|Some of these things are not like the others...|
I was trying to remember where I put the anti-seize compound. It's not something I use very often, and I couldn't recall if I had stored it in the primary storage drawer for all things chemical and tube-contained, or somewhere else. Then I had one of those seemingly innocent ideas: I should categorize, organize, and store the chemicals in a more logical way, lubricants in one place, adhesives in another, as it is clearly illogical to store the JB Weld with the purple shock oil snuggling up with the bike swap bargain freaky chain lube. So it began.
|Uh oh, there's more stuff in there, with somewhat overlapping categories...|
My initial concept that the sticky things would go in one place, and the slippery things in another, ran aground on the shoals of thread locker, anti-seize and penetrating rust breaker. I thought to just throw them altogether, but surely this violates some aesthetic and possibly chemical principle of storing like with like?
|Deal breakers: grease that sticks, and chemicals that shine|
Then I found the Slick Honey and Judy Butter banging around in the box with the spray-on Bicycle Protectant next to the degreaser, and just gave up. Everything is back in the primary chemical storage location drawer again.
I never did find the anti-seize. Grease may work almost as well. As long as I don't confuse it with the bathtub caulk. Or mix it with the thread locker.
UPDATE! Substances with a primary purpose of lubrication regardless of secondary or tertiary adhesive or cleaning characteristics have gone into a storage box labeled "LUBRICANTS", while substances with a primary purpose of sticking or adhering regardless of secondary or tertiary slippery or cleaning characteristics have gone into a storage box labeled "ADHESIVES". Cleaners and polishes have gone onto the shelf next to a shoebox labeled "Clamps, Trim Tools, Sponges and Scrubbers". Exceptions to these rules are the threadlockers and the missing anti-seize compound, which clearly belong with the LUBRICANTS regardless of what literalists might say.

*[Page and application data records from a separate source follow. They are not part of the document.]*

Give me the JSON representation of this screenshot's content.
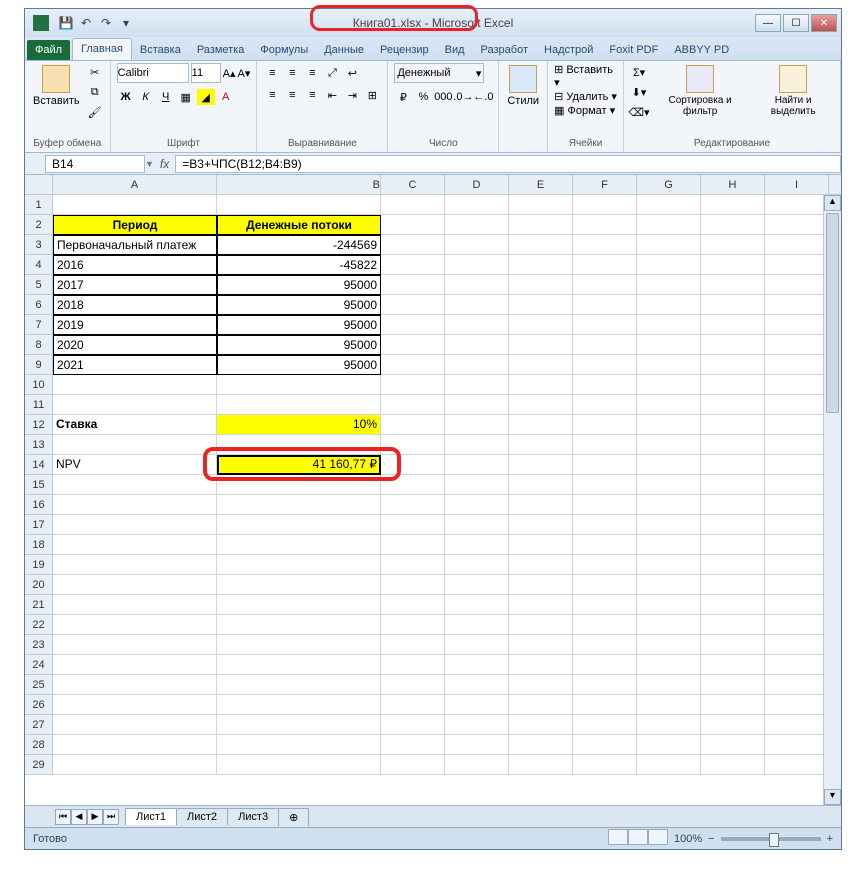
{
  "title": "Книга01.xlsx - Microsoft Excel",
  "tabs": {
    "file": "Файл",
    "home": "Главная",
    "insert": "Вставка",
    "layout": "Разметка",
    "formulas": "Формулы",
    "data": "Данные",
    "review": "Рецензир",
    "view": "Вид",
    "developer": "Разработ",
    "addins": "Надстрой",
    "foxit": "Foxit PDF",
    "abbyy": "ABBYY PD"
  },
  "ribbon": {
    "clipboard": {
      "paste": "Вставить",
      "label": "Буфер обмена"
    },
    "font": {
      "name": "Calibri",
      "size": "11",
      "label": "Шрифт"
    },
    "align": {
      "label": "Выравнивание"
    },
    "number": {
      "format": "Денежный",
      "label": "Число"
    },
    "styles": {
      "label": "Стили",
      "btn": "Стили"
    },
    "cells": {
      "insert": "Вставить",
      "delete": "Удалить",
      "format": "Формат",
      "label": "Ячейки"
    },
    "editing": {
      "sort": "Сортировка и фильтр",
      "find": "Найти и выделить",
      "label": "Редактирование"
    }
  },
  "namebox": "B14",
  "formula": "=B3+ЧПС(B12;B4:B9)",
  "columns": [
    "A",
    "B",
    "C",
    "D",
    "E",
    "F",
    "G",
    "H",
    "I"
  ],
  "cells": {
    "a2": "Период",
    "b2": "Денежные потоки",
    "a3": "Первоначальный платеж",
    "b3": "-244569",
    "a4": "2016",
    "b4": "-45822",
    "a5": "2017",
    "b5": "95000",
    "a6": "2018",
    "b6": "95000",
    "a7": "2019",
    "b7": "95000",
    "a8": "2020",
    "b8": "95000",
    "a9": "2021",
    "b9": "95000",
    "a12": "Ставка",
    "b12": "10%",
    "a14": "NPV",
    "b14": "41 160,77 ₽"
  },
  "sheets": {
    "s1": "Лист1",
    "s2": "Лист2",
    "s3": "Лист3"
  },
  "status": {
    "ready": "Готово",
    "zoom": "100%"
  }
}
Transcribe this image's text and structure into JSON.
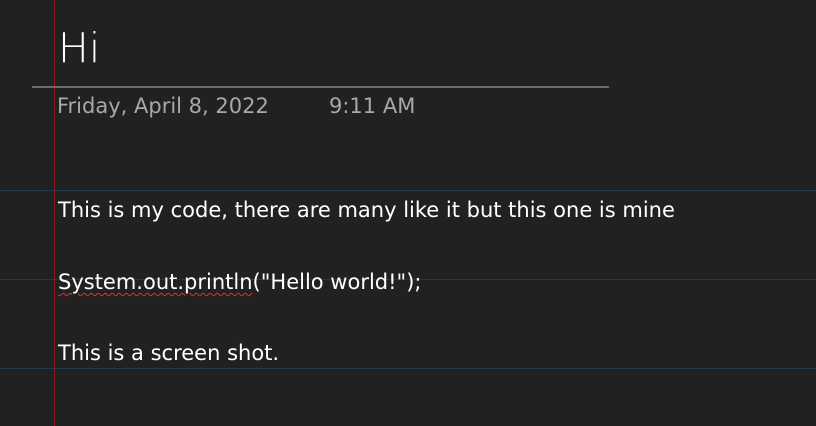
{
  "page": {
    "title": "Hi",
    "date": "Friday, April 8, 2022",
    "time": "9:11 AM"
  },
  "content": {
    "line1": "This is my code, there are many like it but this one is mine",
    "code_misspelled": "System.out.println",
    "code_rest": "(\"Hello world!\");",
    "line3": "This is a screen shot."
  },
  "colors": {
    "background": "#212121",
    "rule_lines": "#1e3a52",
    "margin_line": "#8b1a1a",
    "spellcheck_underline": "#e03030",
    "meta_text": "#a8a8a8"
  }
}
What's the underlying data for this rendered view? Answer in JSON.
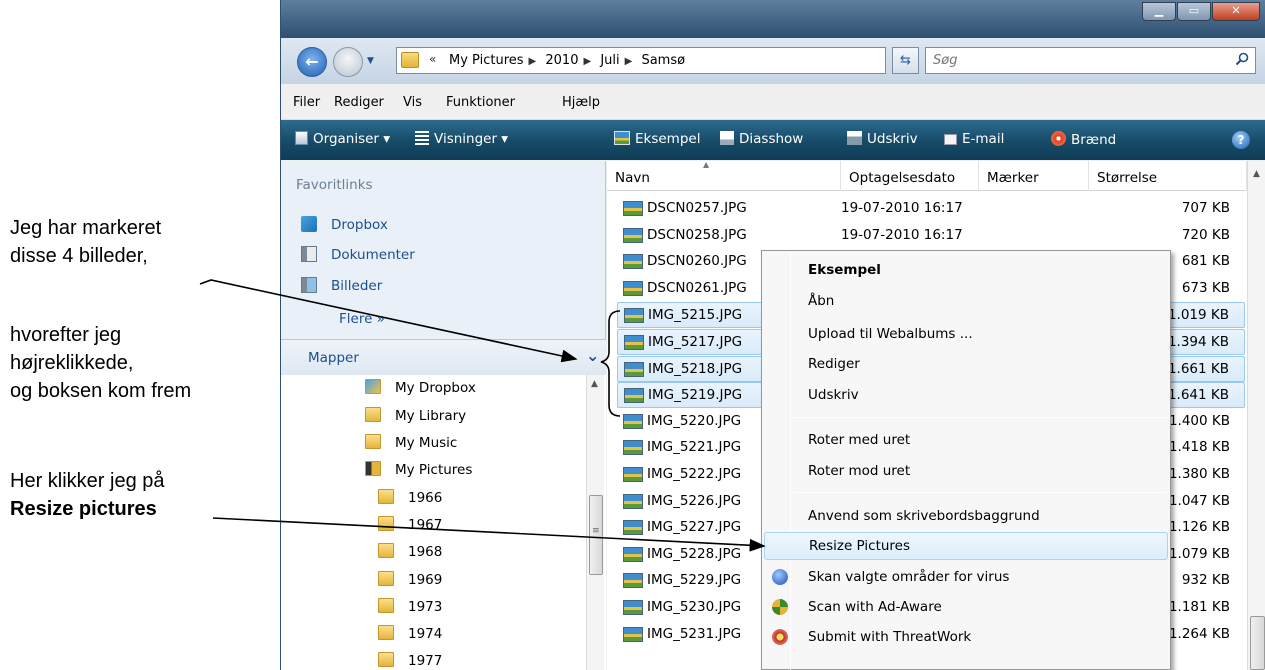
{
  "annotations": {
    "a1_line1": "Jeg har markeret",
    "a1_line2": "disse 4 billeder,",
    "a2_line1": "hvorefter jeg",
    "a2_line2": "højreklikkede,",
    "a2_line3": "og boksen kom frem",
    "a3_line1": "Her klikker jeg på",
    "a3_line2": "Resize pictures"
  },
  "address": {
    "chevrons": "«",
    "crumbs": [
      "My Pictures",
      "2010",
      "Juli",
      "Samsø"
    ],
    "search_placeholder": "Søg"
  },
  "menubar": [
    "Filer",
    "Rediger",
    "Vis",
    "Funktioner",
    "Hjælp"
  ],
  "toolbar": {
    "organise": "Organiser ▾",
    "views": "Visninger ▾",
    "preview": "Eksempel",
    "slideshow": "Diasshow",
    "print": "Udskriv",
    "email": "E-mail",
    "burn": "Brænd",
    "help": "?"
  },
  "navpane": {
    "favorites_header": "Favoritlinks",
    "favorites": [
      "Dropbox",
      "Dokumenter",
      "Billeder"
    ],
    "more": "Flere  »",
    "folders_header": "Mapper",
    "tree": [
      "My Dropbox",
      "My Library",
      "My Music",
      "My Pictures",
      "1966",
      "1967",
      "1968",
      "1969",
      "1973",
      "1974",
      "1977"
    ]
  },
  "columns": {
    "name": "Navn",
    "date": "Optagelsesdato",
    "tags": "Mærker",
    "size": "Størrelse"
  },
  "files": [
    {
      "name": "DSCN0257.JPG",
      "date": "19-07-2010 16:17",
      "size": "707 KB",
      "selected": false
    },
    {
      "name": "DSCN0258.JPG",
      "date": "19-07-2010 16:17",
      "size": "720 KB",
      "selected": false
    },
    {
      "name": "DSCN0260.JPG",
      "date": "",
      "size": "681 KB",
      "selected": false
    },
    {
      "name": "DSCN0261.JPG",
      "date": "",
      "size": "673 KB",
      "selected": false
    },
    {
      "name": "IMG_5215.JPG",
      "date": "",
      "size": "1.019 KB",
      "selected": true
    },
    {
      "name": "IMG_5217.JPG",
      "date": "",
      "size": "1.394 KB",
      "selected": true
    },
    {
      "name": "IMG_5218.JPG",
      "date": "",
      "size": "1.661 KB",
      "selected": true
    },
    {
      "name": "IMG_5219.JPG",
      "date": "",
      "size": "1.641 KB",
      "selected": true
    },
    {
      "name": "IMG_5220.JPG",
      "date": "",
      "size": "1.400 KB",
      "selected": false
    },
    {
      "name": "IMG_5221.JPG",
      "date": "",
      "size": "1.418 KB",
      "selected": false
    },
    {
      "name": "IMG_5222.JPG",
      "date": "",
      "size": "1.380 KB",
      "selected": false
    },
    {
      "name": "IMG_5226.JPG",
      "date": "",
      "size": "1.047 KB",
      "selected": false
    },
    {
      "name": "IMG_5227.JPG",
      "date": "",
      "size": "1.126 KB",
      "selected": false
    },
    {
      "name": "IMG_5228.JPG",
      "date": "",
      "size": "1.079 KB",
      "selected": false
    },
    {
      "name": "IMG_5229.JPG",
      "date": "",
      "size": "932 KB",
      "selected": false
    },
    {
      "name": "IMG_5230.JPG",
      "date": "",
      "size": "1.181 KB",
      "selected": false
    },
    {
      "name": "IMG_5231.JPG",
      "date": "",
      "size": "1.264 KB",
      "selected": false
    }
  ],
  "context_menu": {
    "preview": "Eksempel",
    "open": "Åbn",
    "upload": "Upload til Webalbums ...",
    "edit": "Rediger",
    "print": "Udskriv",
    "rotate_cw": "Roter med uret",
    "rotate_ccw": "Roter mod uret",
    "wallpaper": "Anvend som skrivebordsbaggrund",
    "resize": "Resize Pictures",
    "scan_virus": "Skan valgte områder for virus",
    "adaware": "Scan with Ad-Aware",
    "threatwork": "Submit with ThreatWork"
  },
  "colors": {
    "toolbar": "#164a66",
    "link": "#1b4f8f",
    "selection": "#d9ebfb",
    "selection_border": "#99c9ef"
  }
}
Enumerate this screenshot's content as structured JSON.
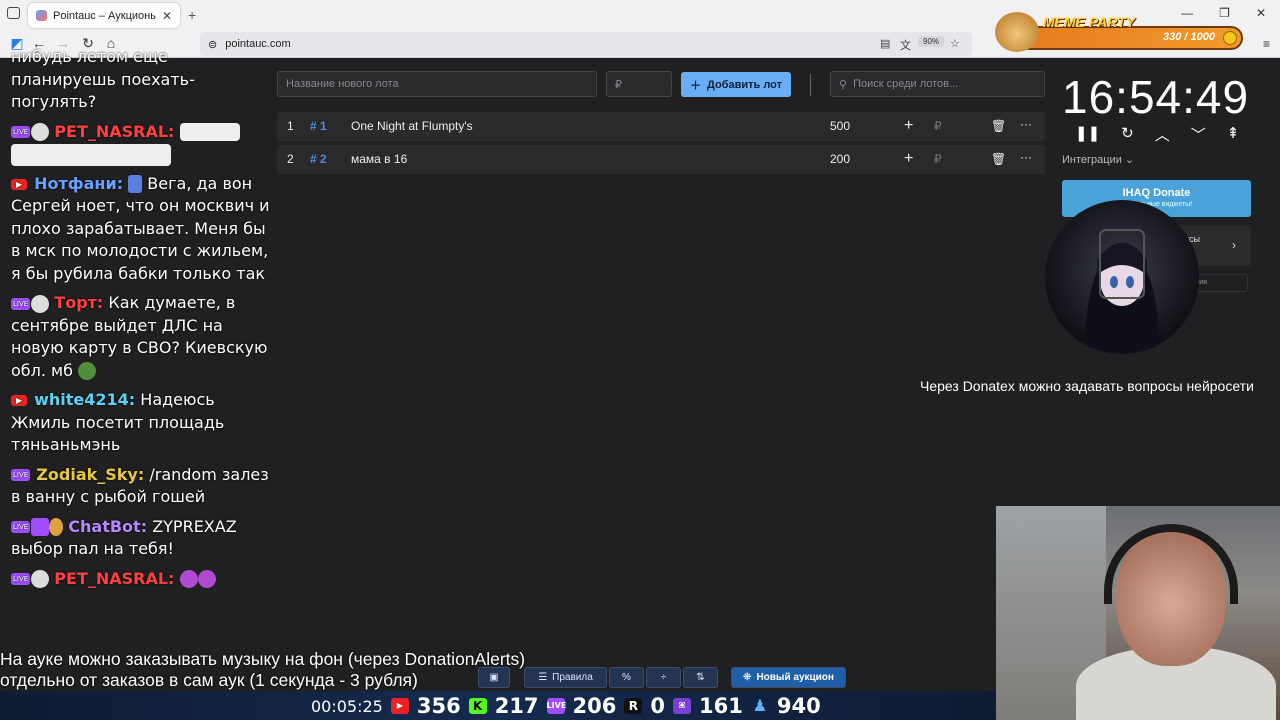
{
  "browser": {
    "tab_title": "Pointauc – Аукционы, лотереи",
    "url": "pointauc.com",
    "zoom": "90%"
  },
  "meme_party": {
    "title": "MEME PARTY",
    "counter": "330 / 1000"
  },
  "lot_form": {
    "name_placeholder": "Название нового лота",
    "amount_placeholder": "₽",
    "add_label": "Добавить лот",
    "search_placeholder": "Поиск среди лотов..."
  },
  "lots": [
    {
      "index": "1",
      "id": "# 1",
      "name": "One Night at Flumpty's",
      "amount": "500",
      "currency": "₽"
    },
    {
      "index": "2",
      "id": "# 2",
      "name": "мама в 16",
      "amount": "200",
      "currency": "₽"
    }
  ],
  "timer": {
    "value": "16:54:49",
    "integrations_label": "Интеграции",
    "donate_title": "IHAQ Donate",
    "donate_sub": "уникальные виджеты!",
    "services_label": "исы",
    "history_label": "тория"
  },
  "caption_right": "Через Donatex можно задавать вопросы нейросети",
  "chat": [
    {
      "platform": "",
      "nick": "",
      "nick_color": "#fff",
      "text": "нибудь летом еще планируешь поехать-погулять?"
    },
    {
      "platform": "live",
      "nick": "PET_NASRAL:",
      "nick_color": "#ff4040",
      "text": ""
    },
    {
      "platform": "yt",
      "nick": "Нотфани:",
      "nick_color": "#6aa0ff",
      "text": "Вега, да вон Сергей ноет, что он москвич и плохо зарабатывает. Меня бы в мск по молодости с жильем, я бы рубила бабки только так"
    },
    {
      "platform": "live",
      "nick": "Торт:",
      "nick_color": "#ff4040",
      "text": "Как думаете, в сентябре выйдет ДЛС на новую карту в СВО? Киевскую обл. мб"
    },
    {
      "platform": "yt",
      "nick": "white4214:",
      "nick_color": "#5fd0f0",
      "text": "Надеюсь Жмиль посетит площадь тяньаньмэнь"
    },
    {
      "platform": "live",
      "nick": "Zodiak_Sky:",
      "nick_color": "#e8c840",
      "text": "/random залез в ванну с рыбой гошей"
    },
    {
      "platform": "live",
      "nick": "ChatBot:",
      "nick_color": "#b488ff",
      "text": "ZYPREXAZ выбор пал на тебя!"
    },
    {
      "platform": "live",
      "nick": "PET_NASRAL:",
      "nick_color": "#ff4040",
      "text": ""
    }
  ],
  "caption_bottom": [
    "На ауке можно заказывать музыку на фон (через DonationAlerts)",
    "отдельно от заказов в сам аук (1 секунда - 3 рубля)"
  ],
  "toolbar": {
    "rules_label": "Правила",
    "new_auction_label": "Новый аукцион"
  },
  "stats": {
    "time": "00:05:25",
    "youtube": "356",
    "kick": "217",
    "vk_live": "206",
    "rutube": "0",
    "trovo": "161",
    "total": "940"
  },
  "colors": {
    "accent": "#69aef5",
    "background": "#202022",
    "lot_id": "#4c8bd6"
  }
}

Additional clarification: I realize that the distinction between the cyanoacrylate-based super glue in the adhesives category and the cyanoacrylate-based thread locker in the lubricants category may seem tenuous at best. I was reassured by this informative site, however, which clearly states that CA-based adhesives are activated by humidity in the air, while CA-based thread lockers work by polymerization. I am not certain which works best for revealing fingerprints as seen on CSI and related programs, or whether the fingerprints are revealed through polymerization or some other reaction, but that is clearly of secondary concern to the main subject material of this blog. Although the CA-based wound adhesives could conceivably, and unfortunately, become relevant at some point. As adhesives, however, it is clear which box they belong in.
Final clarification: I realize I didn't lay out the slippery slope dilemma very clearly. I am amenable to the suggestion that the "permanent" thread locker belongs with the adhesives. However, if it goes there, then the "temporary" thread locker must go along with it. So far, pretty good. However, if the temporary thread locker goes with the adhesives, where does the anti-seize go? If/when I find it, I mean. Or buy more. Either one is an appropriate application for the bottom bracket threads, though not both at the same time. The concern being, then, no matter where I chose to store the anti-seize, it seems I would be partially wrong, as it neither (strictly speaking) adheres or lubes, doing a little of both while doing a lot of anti-both, not to mention difficult to find if I happened to be wrenching on a bottom bracket and wanted something to put on the threads. And if you look at where grease (lubricant) and soap (cleaner?) come from, and learn that some grease is really just oil mixed with soap, and that soap applied to wood screws helps them (lubricates) go into wood, you are sliding, baby, you are sliding right along with me.